**WHAT IS REQUIRED:** Without including any pictures, return the records below exactly as written.

**GIVEN DATA:**
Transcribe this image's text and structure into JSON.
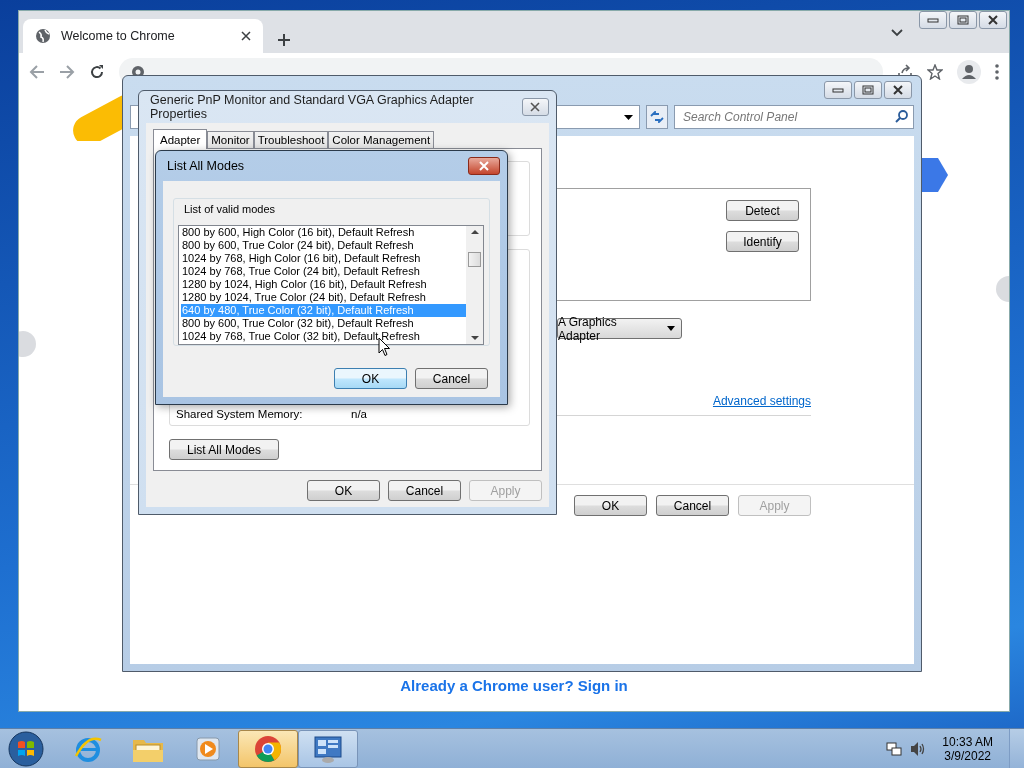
{
  "chrome": {
    "tab": {
      "title": "Welcome to Chrome"
    },
    "sign_in": "Already a Chrome user? Sign in"
  },
  "control_panel": {
    "search": {
      "placeholder": "Search Control Panel"
    },
    "monitor_buttons": [
      "Detect",
      "Identify"
    ],
    "display_dropdown": {
      "value": "A Graphics Adapter"
    },
    "advanced_link": "Advanced settings",
    "buttons": [
      {
        "label": "OK",
        "disabled": false
      },
      {
        "label": "Cancel",
        "disabled": false
      },
      {
        "label": "Apply",
        "disabled": true
      }
    ]
  },
  "properties": {
    "title": "Generic PnP Monitor and Standard VGA Graphics Adapter Properties",
    "tabs": [
      {
        "label": "Adapter",
        "selected": true
      },
      {
        "label": "Monitor",
        "selected": false
      },
      {
        "label": "Troubleshoot",
        "selected": false
      },
      {
        "label": "Color Management",
        "selected": false
      }
    ],
    "shared_memory": {
      "label": "Shared System Memory:",
      "value": "n/a"
    },
    "list_all_modes_button": "List All Modes",
    "buttons": [
      {
        "label": "OK",
        "disabled": false
      },
      {
        "label": "Cancel",
        "disabled": false
      },
      {
        "label": "Apply",
        "disabled": true
      }
    ]
  },
  "list_modes": {
    "title": "List All Modes",
    "group": "List of valid modes",
    "modes": [
      {
        "label": "800 by 600, High Color (16 bit), Default Refresh",
        "selected": false
      },
      {
        "label": "800 by 600, True Color (24 bit), Default Refresh",
        "selected": false
      },
      {
        "label": "1024 by 768, High Color (16 bit), Default Refresh",
        "selected": false
      },
      {
        "label": "1024 by 768, True Color (24 bit), Default Refresh",
        "selected": false
      },
      {
        "label": "1280 by 1024, High Color (16 bit), Default Refresh",
        "selected": false
      },
      {
        "label": "1280 by 1024, True Color (24 bit), Default Refresh",
        "selected": false
      },
      {
        "label": "640 by 480, True Color (32 bit), Default Refresh",
        "selected": true
      },
      {
        "label": "800 by 600, True Color (32 bit), Default Refresh",
        "selected": false
      },
      {
        "label": "1024 by 768, True Color (32 bit), Default Refresh",
        "selected": false
      }
    ],
    "buttons": [
      {
        "label": "OK",
        "default": true
      },
      {
        "label": "Cancel",
        "default": false
      }
    ]
  },
  "taskbar": {
    "apps": [
      {
        "kind": "browser-e",
        "active": false,
        "open": false
      },
      {
        "kind": "folder",
        "active": false,
        "open": false
      },
      {
        "kind": "media",
        "active": false,
        "open": false
      },
      {
        "kind": "chrome",
        "active": true,
        "open": true
      },
      {
        "kind": "control-panel",
        "active": false,
        "open": true
      }
    ],
    "clock": {
      "time": "10:33 AM",
      "date": "3/9/2022"
    }
  }
}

**ANSWER TO THIS PROBLEM:**
Transcribe this image's text and structure into JSON.
{
  "chrome": {
    "tab": {
      "title": "Welcome to Chrome"
    },
    "sign_in": "Already a Chrome user? Sign in"
  },
  "control_panel": {
    "search": {
      "placeholder": "Search Control Panel"
    },
    "monitor_buttons": [
      "Detect",
      "Identify"
    ],
    "display_dropdown": {
      "value": "A Graphics Adapter"
    },
    "advanced_link": "Advanced settings",
    "buttons": [
      {
        "label": "OK",
        "disabled": false
      },
      {
        "label": "Cancel",
        "disabled": false
      },
      {
        "label": "Apply",
        "disabled": true
      }
    ]
  },
  "properties": {
    "title": "Generic PnP Monitor and Standard VGA Graphics Adapter Properties",
    "tabs": [
      {
        "label": "Adapter",
        "selected": true
      },
      {
        "label": "Monitor",
        "selected": false
      },
      {
        "label": "Troubleshoot",
        "selected": false
      },
      {
        "label": "Color Management",
        "selected": false
      }
    ],
    "shared_memory": {
      "label": "Shared System Memory:",
      "value": "n/a"
    },
    "list_all_modes_button": "List All Modes",
    "buttons": [
      {
        "label": "OK",
        "disabled": false
      },
      {
        "label": "Cancel",
        "disabled": false
      },
      {
        "label": "Apply",
        "disabled": true
      }
    ]
  },
  "list_modes": {
    "title": "List All Modes",
    "group": "List of valid modes",
    "modes": [
      {
        "label": "800 by 600, High Color (16 bit), Default Refresh",
        "selected": false
      },
      {
        "label": "800 by 600, True Color (24 bit), Default Refresh",
        "selected": false
      },
      {
        "label": "1024 by 768, High Color (16 bit), Default Refresh",
        "selected": false
      },
      {
        "label": "1024 by 768, True Color (24 bit), Default Refresh",
        "selected": false
      },
      {
        "label": "1280 by 1024, High Color (16 bit), Default Refresh",
        "selected": false
      },
      {
        "label": "1280 by 1024, True Color (24 bit), Default Refresh",
        "selected": false
      },
      {
        "label": "640 by 480, True Color (32 bit), Default Refresh",
        "selected": true
      },
      {
        "label": "800 by 600, True Color (32 bit), Default Refresh",
        "selected": false
      },
      {
        "label": "1024 by 768, True Color (32 bit), Default Refresh",
        "selected": false
      }
    ],
    "buttons": [
      {
        "label": "OK",
        "default": true
      },
      {
        "label": "Cancel",
        "default": false
      }
    ]
  },
  "taskbar": {
    "apps": [
      {
        "kind": "browser-e",
        "active": false,
        "open": false
      },
      {
        "kind": "folder",
        "active": false,
        "open": false
      },
      {
        "kind": "media",
        "active": false,
        "open": false
      },
      {
        "kind": "chrome",
        "active": true,
        "open": true
      },
      {
        "kind": "control-panel",
        "active": false,
        "open": true
      }
    ],
    "clock": {
      "time": "10:33 AM",
      "date": "3/9/2022"
    }
  }
}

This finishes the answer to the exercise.